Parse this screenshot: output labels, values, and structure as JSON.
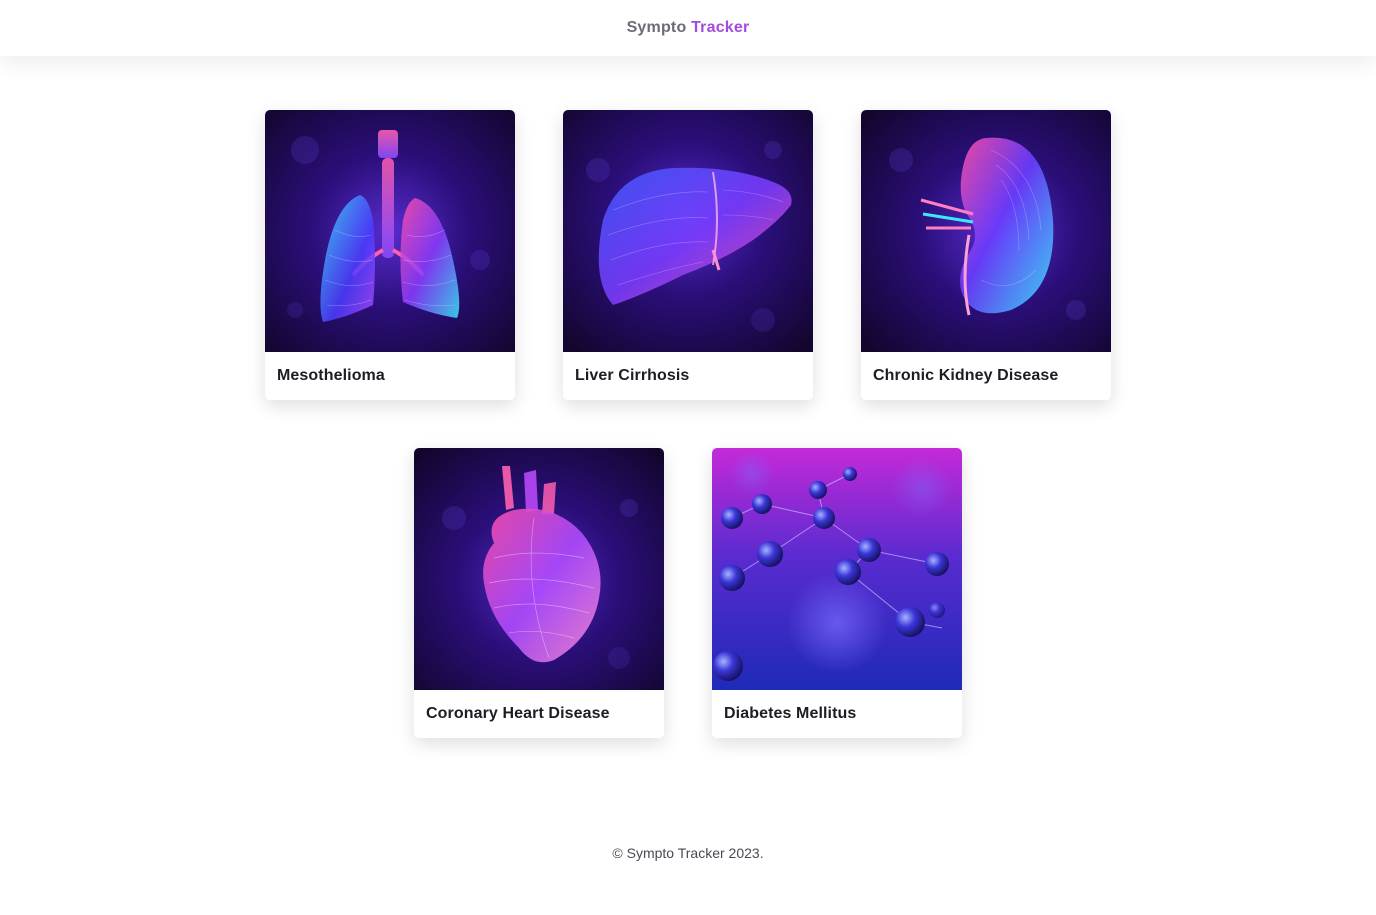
{
  "header": {
    "brand_part1": "Sympto",
    "brand_part2": "Tracker",
    "brand_colors": {
      "part1": "#6b6b7b",
      "part2": "#a54be0"
    }
  },
  "cards": [
    {
      "title": "Mesothelioma",
      "icon": "lungs-illustration"
    },
    {
      "title": "Liver Cirrhosis",
      "icon": "liver-illustration"
    },
    {
      "title": "Chronic Kidney Disease",
      "icon": "kidney-illustration"
    },
    {
      "title": "Coronary Heart Disease",
      "icon": "heart-illustration"
    },
    {
      "title": "Diabetes Mellitus",
      "icon": "molecules-illustration"
    }
  ],
  "footer": {
    "text": "© Sympto Tracker 2023."
  },
  "colors": {
    "image_bg_dark": "#1a0740",
    "neon_pink": "#ff3fa8",
    "neon_cyan": "#3de8ff",
    "neon_blue": "#4b3cff",
    "neon_violet": "#b04bff"
  }
}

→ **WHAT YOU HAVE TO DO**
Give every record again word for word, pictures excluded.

→ **ANSWER TO THIS PROBLEM**
Parse this screenshot: output labels, values, and structure as JSON.
{
  "header": {
    "brand_part1": "Sympto",
    "brand_part2": "Tracker",
    "brand_colors": {
      "part1": "#6b6b7b",
      "part2": "#a54be0"
    }
  },
  "cards": [
    {
      "title": "Mesothelioma",
      "icon": "lungs-illustration"
    },
    {
      "title": "Liver Cirrhosis",
      "icon": "liver-illustration"
    },
    {
      "title": "Chronic Kidney Disease",
      "icon": "kidney-illustration"
    },
    {
      "title": "Coronary Heart Disease",
      "icon": "heart-illustration"
    },
    {
      "title": "Diabetes Mellitus",
      "icon": "molecules-illustration"
    }
  ],
  "footer": {
    "text": "© Sympto Tracker 2023."
  },
  "colors": {
    "image_bg_dark": "#1a0740",
    "neon_pink": "#ff3fa8",
    "neon_cyan": "#3de8ff",
    "neon_blue": "#4b3cff",
    "neon_violet": "#b04bff"
  }
}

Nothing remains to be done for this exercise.